**Exercise goal:** Go through the data and say how many lines include the string "this"; return only the figure.

**Provided material:**
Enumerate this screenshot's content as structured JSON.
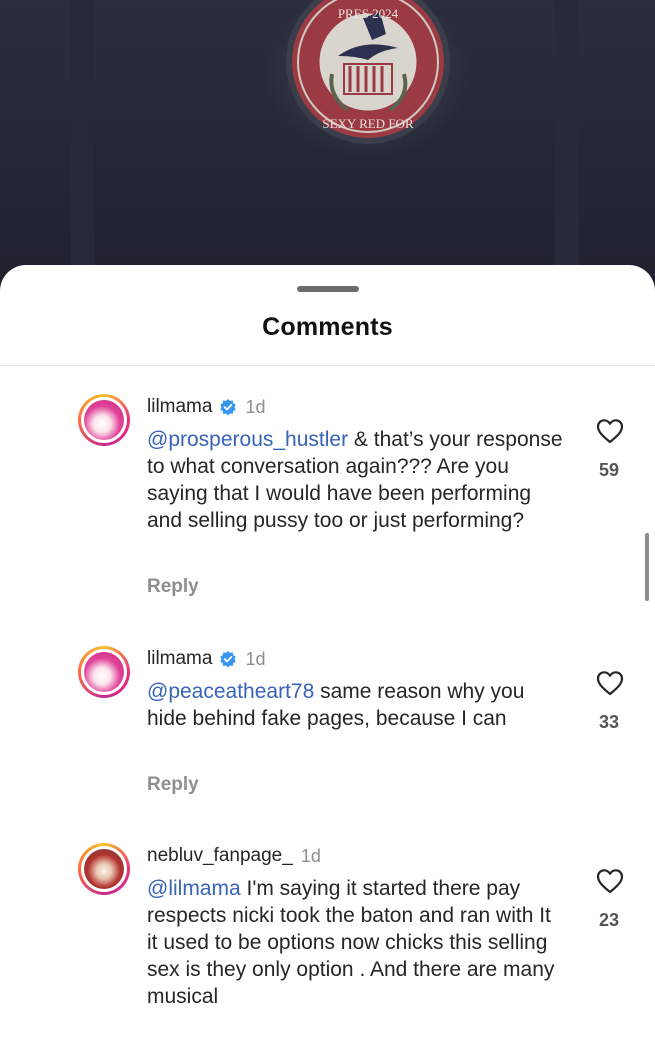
{
  "backdrop": {
    "seal_top_text": "PRES  2024",
    "seal_bottom_text": "SEXY RED FOR"
  },
  "sheet": {
    "title": "Comments"
  },
  "comments": [
    {
      "username": "lilmama",
      "verified": true,
      "time": "1d",
      "mention": "@prosperous_hustler",
      "text": " & that’s your response to what conversation again??? Are you saying that I would have been performing and selling pussy too or just performing?",
      "reply": "Reply",
      "likes": "59",
      "avatar": "pink-avatar"
    },
    {
      "username": "lilmama",
      "verified": true,
      "time": "1d",
      "mention": "@peaceatheart78",
      "text": " same reason why you hide behind fake pages, because I can",
      "reply": "Reply",
      "likes": "33",
      "avatar": "pink-avatar"
    },
    {
      "username": "nebluv_fanpage_",
      "verified": false,
      "time": "1d",
      "mention": "@lilmama",
      "text": " I'm saying it started there pay respects nicki took the baton and ran with It it used to be options now chicks this selling sex is they only option . And there are many musical",
      "reply": "",
      "likes": "23",
      "avatar": "red-avatar"
    }
  ],
  "icons": {
    "verified": "verified-badge-icon",
    "like": "heart-outline-icon"
  },
  "colors": {
    "mention": "#3763b8",
    "verified": "#3797f0",
    "muted": "#8e8e8e"
  }
}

**Exercise result:** 2